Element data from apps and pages
§

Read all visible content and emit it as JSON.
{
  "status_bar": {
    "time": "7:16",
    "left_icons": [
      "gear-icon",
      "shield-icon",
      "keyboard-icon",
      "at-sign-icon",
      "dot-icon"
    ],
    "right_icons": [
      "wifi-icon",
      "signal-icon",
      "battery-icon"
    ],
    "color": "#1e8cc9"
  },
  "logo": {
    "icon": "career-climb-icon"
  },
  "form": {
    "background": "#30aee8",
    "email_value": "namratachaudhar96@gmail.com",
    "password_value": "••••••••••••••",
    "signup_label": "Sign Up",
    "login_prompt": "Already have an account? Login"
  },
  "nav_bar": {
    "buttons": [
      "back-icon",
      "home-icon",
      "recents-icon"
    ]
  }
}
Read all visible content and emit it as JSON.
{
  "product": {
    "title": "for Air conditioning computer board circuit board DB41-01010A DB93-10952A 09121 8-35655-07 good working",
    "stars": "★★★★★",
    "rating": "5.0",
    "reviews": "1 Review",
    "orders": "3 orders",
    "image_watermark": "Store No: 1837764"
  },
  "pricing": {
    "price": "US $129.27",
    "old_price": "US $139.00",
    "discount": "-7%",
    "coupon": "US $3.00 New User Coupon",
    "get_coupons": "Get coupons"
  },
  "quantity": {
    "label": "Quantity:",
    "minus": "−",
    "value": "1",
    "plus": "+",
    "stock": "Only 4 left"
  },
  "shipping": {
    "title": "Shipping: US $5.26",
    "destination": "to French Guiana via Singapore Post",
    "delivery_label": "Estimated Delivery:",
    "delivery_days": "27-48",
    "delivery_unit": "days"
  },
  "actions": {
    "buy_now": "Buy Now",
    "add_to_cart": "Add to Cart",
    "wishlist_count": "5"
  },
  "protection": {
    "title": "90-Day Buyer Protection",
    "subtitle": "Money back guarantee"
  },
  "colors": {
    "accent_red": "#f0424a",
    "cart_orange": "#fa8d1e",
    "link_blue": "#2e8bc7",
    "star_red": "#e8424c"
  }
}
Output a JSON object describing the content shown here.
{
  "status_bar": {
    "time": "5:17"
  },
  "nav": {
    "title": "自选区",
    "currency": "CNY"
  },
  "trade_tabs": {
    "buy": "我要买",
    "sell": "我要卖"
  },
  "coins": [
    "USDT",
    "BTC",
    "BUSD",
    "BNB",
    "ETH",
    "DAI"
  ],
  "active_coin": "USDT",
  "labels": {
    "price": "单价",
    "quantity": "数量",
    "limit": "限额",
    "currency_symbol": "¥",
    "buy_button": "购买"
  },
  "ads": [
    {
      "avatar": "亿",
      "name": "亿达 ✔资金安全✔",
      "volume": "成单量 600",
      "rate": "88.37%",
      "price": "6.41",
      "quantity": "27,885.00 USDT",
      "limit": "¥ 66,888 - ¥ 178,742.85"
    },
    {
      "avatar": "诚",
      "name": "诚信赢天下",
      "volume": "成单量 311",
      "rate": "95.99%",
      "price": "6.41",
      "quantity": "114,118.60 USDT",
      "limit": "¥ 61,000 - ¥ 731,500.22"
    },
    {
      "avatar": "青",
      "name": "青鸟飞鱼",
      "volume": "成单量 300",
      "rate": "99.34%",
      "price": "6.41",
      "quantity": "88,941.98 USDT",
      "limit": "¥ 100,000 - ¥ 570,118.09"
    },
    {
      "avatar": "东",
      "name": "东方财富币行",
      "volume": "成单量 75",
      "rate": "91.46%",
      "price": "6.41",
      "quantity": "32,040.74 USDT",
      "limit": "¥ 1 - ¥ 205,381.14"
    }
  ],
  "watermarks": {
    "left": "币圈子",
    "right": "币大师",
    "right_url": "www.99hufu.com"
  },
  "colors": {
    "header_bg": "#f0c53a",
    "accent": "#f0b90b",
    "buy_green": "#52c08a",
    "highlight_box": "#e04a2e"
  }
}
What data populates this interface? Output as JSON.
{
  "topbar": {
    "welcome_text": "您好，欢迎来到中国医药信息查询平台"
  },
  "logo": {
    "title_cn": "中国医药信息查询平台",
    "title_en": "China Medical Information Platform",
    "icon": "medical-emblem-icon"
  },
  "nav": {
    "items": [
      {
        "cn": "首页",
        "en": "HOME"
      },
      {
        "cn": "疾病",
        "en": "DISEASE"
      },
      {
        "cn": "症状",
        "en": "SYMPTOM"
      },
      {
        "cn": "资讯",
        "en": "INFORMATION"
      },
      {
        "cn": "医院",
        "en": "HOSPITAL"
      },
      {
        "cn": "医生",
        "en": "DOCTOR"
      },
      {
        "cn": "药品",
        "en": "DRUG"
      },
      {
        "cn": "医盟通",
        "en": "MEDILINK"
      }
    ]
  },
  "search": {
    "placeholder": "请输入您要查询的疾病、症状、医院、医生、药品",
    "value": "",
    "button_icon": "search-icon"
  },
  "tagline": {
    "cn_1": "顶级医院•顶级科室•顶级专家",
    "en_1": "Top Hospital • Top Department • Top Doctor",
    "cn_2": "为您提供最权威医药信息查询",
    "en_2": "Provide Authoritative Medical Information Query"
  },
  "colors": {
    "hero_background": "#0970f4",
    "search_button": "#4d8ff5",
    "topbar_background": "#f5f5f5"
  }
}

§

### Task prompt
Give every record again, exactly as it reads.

### Task response
Read all visible content and emit it as JSON.
{
  "status_bar": {
    "time": "7:16",
    "left_icons": [
      "gear-icon",
      "shield-icon",
      "keyboard-icon",
      "at-sign-icon",
      "dot-icon"
    ],
    "right_icons": [
      "wifi-icon",
      "signal-icon",
      "battery-icon"
    ],
    "color": "#1e8cc9"
  },
  "logo": {
    "icon": "career-climb-icon"
  },
  "form": {
    "background": "#30aee8",
    "email_value": "namratachaudhar96@gmail.com",
    "password_value": "••••••••••••••",
    "signup_label": "Sign Up",
    "login_prompt": "Already have an account? Login"
  },
  "nav_bar": {
    "buttons": [
      "back-icon",
      "home-icon",
      "recents-icon"
    ]
  }
}
Read all visible content and emit it as JSON.
{
  "product": {
    "title": "for Air conditioning computer board circuit board DB41-01010A DB93-10952A 09121 8-35655-07 good working",
    "stars": "★★★★★",
    "rating": "5.0",
    "reviews": "1 Review",
    "orders": "3 orders",
    "image_watermark": "Store No: 1837764"
  },
  "pricing": {
    "price": "US $129.27",
    "old_price": "US $139.00",
    "discount": "-7%",
    "coupon": "US $3.00 New User Coupon",
    "get_coupons": "Get coupons"
  },
  "quantity": {
    "label": "Quantity:",
    "minus": "−",
    "value": "1",
    "plus": "+",
    "stock": "Only 4 left"
  },
  "shipping": {
    "title": "Shipping: US $5.26",
    "destination": "to French Guiana via Singapore Post",
    "delivery_label": "Estimated Delivery:",
    "delivery_days": "27-48",
    "delivery_unit": "days"
  },
  "actions": {
    "buy_now": "Buy Now",
    "add_to_cart": "Add to Cart",
    "wishlist_count": "5"
  },
  "protection": {
    "title": "90-Day Buyer Protection",
    "subtitle": "Money back guarantee"
  },
  "colors": {
    "accent_red": "#f0424a",
    "cart_orange": "#fa8d1e",
    "link_blue": "#2e8bc7",
    "star_red": "#e8424c"
  }
}
Output a JSON object describing the content shown here.
{
  "status_bar": {
    "time": "5:17"
  },
  "nav": {
    "title": "自选区",
    "currency": "CNY"
  },
  "trade_tabs": {
    "buy": "我要买",
    "sell": "我要卖"
  },
  "coins": [
    "USDT",
    "BTC",
    "BUSD",
    "BNB",
    "ETH",
    "DAI"
  ],
  "active_coin": "USDT",
  "labels": {
    "price": "单价",
    "quantity": "数量",
    "limit": "限额",
    "currency_symbol": "¥",
    "buy_button": "购买"
  },
  "ads": [
    {
      "avatar": "亿",
      "name": "亿达 ✔资金安全✔",
      "volume": "成单量 600",
      "rate": "88.37%",
      "price": "6.41",
      "quantity": "27,885.00 USDT",
      "limit": "¥ 66,888 - ¥ 178,742.85"
    },
    {
      "avatar": "诚",
      "name": "诚信赢天下",
      "volume": "成单量 311",
      "rate": "95.99%",
      "price": "6.41",
      "quantity": "114,118.60 USDT",
      "limit": "¥ 61,000 - ¥ 731,500.22"
    },
    {
      "avatar": "青",
      "name": "青鸟飞鱼",
      "volume": "成单量 300",
      "rate": "99.34%",
      "price": "6.41",
      "quantity": "88,941.98 USDT",
      "limit": "¥ 100,000 - ¥ 570,118.09"
    },
    {
      "avatar": "东",
      "name": "东方财富币行",
      "volume": "成单量 75",
      "rate": "91.46%",
      "price": "6.41",
      "quantity": "32,040.74 USDT",
      "limit": "¥ 1 - ¥ 205,381.14"
    }
  ],
  "watermarks": {
    "left": "币圈子",
    "right": "币大师",
    "right_url": "www.99hufu.com"
  },
  "colors": {
    "header_bg": "#f0c53a",
    "accent": "#f0b90b",
    "buy_green": "#52c08a",
    "highlight_box": "#e04a2e"
  }
}
What data populates this interface? Output as JSON.
{
  "topbar": {
    "welcome_text": "您好，欢迎来到中国医药信息查询平台"
  },
  "logo": {
    "title_cn": "中国医药信息查询平台",
    "title_en": "China Medical Information Platform",
    "icon": "medical-emblem-icon"
  },
  "nav": {
    "items": [
      {
        "cn": "首页",
        "en": "HOME"
      },
      {
        "cn": "疾病",
        "en": "DISEASE"
      },
      {
        "cn": "症状",
        "en": "SYMPTOM"
      },
      {
        "cn": "资讯",
        "en": "INFORMATION"
      },
      {
        "cn": "医院",
        "en": "HOSPITAL"
      },
      {
        "cn": "医生",
        "en": "DOCTOR"
      },
      {
        "cn": "药品",
        "en": "DRUG"
      },
      {
        "cn": "医盟通",
        "en": "MEDILINK"
      }
    ]
  },
  "search": {
    "placeholder": "请输入您要查询的疾病、症状、医院、医生、药品",
    "value": "",
    "button_icon": "search-icon"
  },
  "tagline": {
    "cn_1": "顶级医院•顶级科室•顶级专家",
    "en_1": "Top Hospital • Top Department • Top Doctor",
    "cn_2": "为您提供最权威医药信息查询",
    "en_2": "Provide Authoritative Medical Information Query"
  },
  "colors": {
    "hero_background": "#0970f4",
    "search_button": "#4d8ff5",
    "topbar_background": "#f5f5f5"
  }
}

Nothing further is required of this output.